Many times we'll use puzzles where a person has to perform some action in order to get the reward. If you're worried about players fudging the process, build the prize into the process. For example, if the players are trying get an item, you can hide it in something like a box of packing peanuts. They literally have to dig through the box to get the prize, so there's no chance for a player cheating to get the item.

Avoid Mystery Effects
If you're aiming for a "Hands Free" puzzle, try and avoid mystery failure effects. These are almost always going to require a marshal, drawing for a deck, or rolling dice. None of these are IG, and depending on how complicated it might be, might take a while to resolve.

If you need to have negatives, build them into the IG instructions, and make them simple enough. And if you have to specify that damage OOG, do so before the module and not during.

When All Else Fails, make your Marshal an NPC
Occasionally, you are going to need to have a marshal that explains the mechanics of puzzles. But when those occasions come up, make up a non-combative NPC that is traveling with the group - be it an archeologist, doctor, or sage. They could explain to the PCs in IG terms what they need to do, either by reading from a book or by memory. It's definitely more immersive.

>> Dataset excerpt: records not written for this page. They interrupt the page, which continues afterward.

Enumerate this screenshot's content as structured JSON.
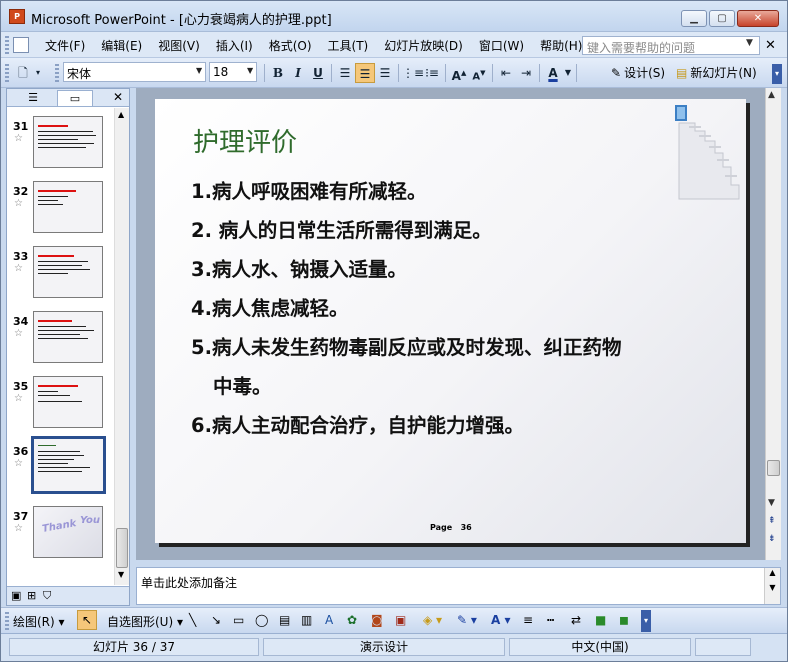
{
  "window": {
    "title": "Microsoft PowerPoint - [心力衰竭病人的护理.ppt]",
    "app_icon_text": "P",
    "btn_min": "▁",
    "btn_max": "▢",
    "btn_close": "✕"
  },
  "menu": {
    "items": [
      "文件(F)",
      "编辑(E)",
      "视图(V)",
      "插入(I)",
      "格式(O)",
      "工具(T)",
      "幻灯片放映(D)",
      "窗口(W)",
      "帮助(H)"
    ],
    "help_placeholder": "键入需要帮助的问题",
    "close_glyph": "✕"
  },
  "toolbar": {
    "font_name": "宋体",
    "font_size": "18",
    "bold": "B",
    "italic": "I",
    "underline": "U",
    "font_color_glyph": "A",
    "design_label": "设计(S)",
    "new_slide_label": "新幻灯片(N)"
  },
  "left_pane": {
    "tab_outline_icon": "outline-icon",
    "tab_slides_icon": "slides-icon",
    "close_glyph": "✕",
    "thumbnails": [
      {
        "number": "31",
        "star": "☆"
      },
      {
        "number": "32",
        "star": "☆"
      },
      {
        "number": "33",
        "star": "☆"
      },
      {
        "number": "34",
        "star": "☆"
      },
      {
        "number": "35",
        "star": "☆"
      },
      {
        "number": "36",
        "star": "☆"
      },
      {
        "number": "37",
        "star": "☆"
      }
    ],
    "thumb37_text_a": "Thank",
    "thumb37_text_b": "You"
  },
  "slide": {
    "title": "护理评价",
    "items": [
      "1.病人呼吸困难有所减轻。",
      "2. 病人的日常生活所需得到满足。",
      "3.病人水、钠摄入适量。",
      "4.病人焦虑减轻。",
      "5.病人未发生药物毒副反应或及时发现、纠正药物",
      "中毒。",
      "6.病人主动配合治疗，自护能力增强。"
    ],
    "page_label": "Page",
    "page_number": "36"
  },
  "notes": {
    "placeholder": "单击此处添加备注"
  },
  "drawing_toolbar": {
    "draw_label": "绘图(R)",
    "autoshapes_label": "自选图形(U)"
  },
  "status": {
    "slide_count": "幻灯片 36 / 37",
    "design_name": "演示设计",
    "language": "中文(中国)"
  },
  "colors": {
    "title_green": "#2f6b2c",
    "selected_border": "#2a4f8f",
    "active_button": "#f5c77a"
  }
}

So next time you write a module with puzzles in it, ask how much your puzzle is going to break immersion. If you think it is, see if you can implement any of these strategies to make your puzzle more immersive.

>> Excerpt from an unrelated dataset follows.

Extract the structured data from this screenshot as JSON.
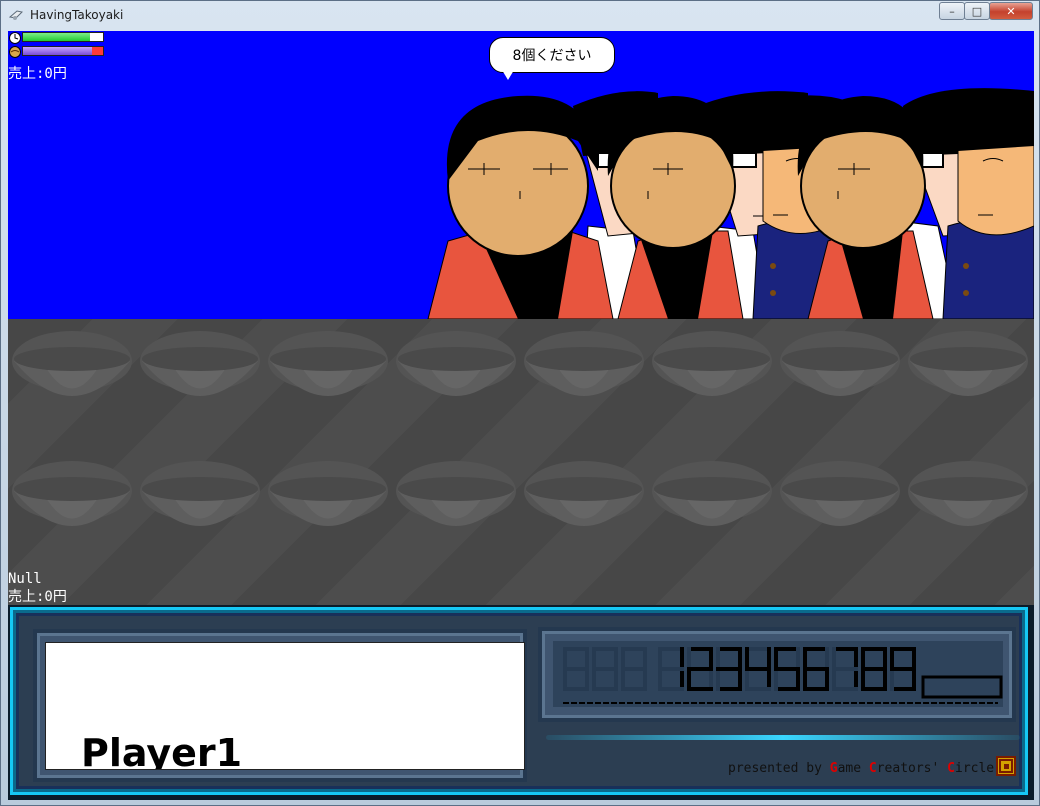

Got any tips for writing immersive puzzles? Drop them in the comments!


  1. Great ideas Bill! I will definitely be using some of these in our games this year. I'm tired of running such a Gamist game that requires a marshal present (especially with such a small staff) when that's not the style I like to play.

  2. I am, shockingly I know, a big fan of this sort of thing and consider it a requirement for encounters I run. Either the puzzle is self-explanatory, figuring out the point of it is part of the challenge, the explanation is written down, or some NPC is explaining it. As a matter of course, if I design an encounter and find myself thinking that I have to explain something OOG... I redesign the encounter.

    So yeah, good stuff.

    As a last resort, by the way, and a bit of a cheap cop out but still better than going out of game, is to simply make your marshal into a spirit of magic, a guardian spirit of the location, whatever.

  3. Wow good stuff! And even more surprisingly, it came from Bill! :)

  4. I love playing the confederate - a character like Shaggy from Scooby-Doo which you have to bring to the dangerous place. Through role play, a confederate can inject a lot of detail that you'd otherwise have to narrate. "Ugh, it smells like rotten meat in here.." by acting out the reaction to it, you help the players experience it in a way that's more tangible than a narrator saying "the dungeon smells bad".

    I ran a module where the players had to escape from the Plane of Reason before this storm came, and to travel through the plane they had to solve all the puzzles. As the confederate, I was reminding them of the time limit by saying stuff like "Did you feel that? I think it's starting to rain." And if they were stumped on a puzzle, I could offer a clue or explain the task without breaking game.

    Even the game set-up stuff can be handled by a confederate. "Oh look, the ground is marshy here, but it looks safe if you step on those stones.. Hmm .. This is fellmarsh, I've heard that if you step in it, it'll taint your blood. Oh, do you see that over there? That's an earthlilly -- they're really rare! I bet if you smell it for three seconds, it will cleanse the taint of the fell marsh."

  5. Followup: that particular NPC (Archwizard and Archninny Johan Tandrake), being a scholar, was also an in-game point of access for craftsman-lore questions. Rather than asking a marshal "Craftsman Undead Lore, what do I know?", you'd confer with Johan, who would remind you about some things you've read.

    "Johan, I've studied ancient history, do you think my research is useful here?"

    "Hmm, you see that chest over there? Doesn't it look like the kind of thing you'd see in a Brisbanian noble's house?"

    Putting those marshal interactions in-game circumvents the immersion-shattering OOG Q&A session that tends to happen at the beginning of some modules.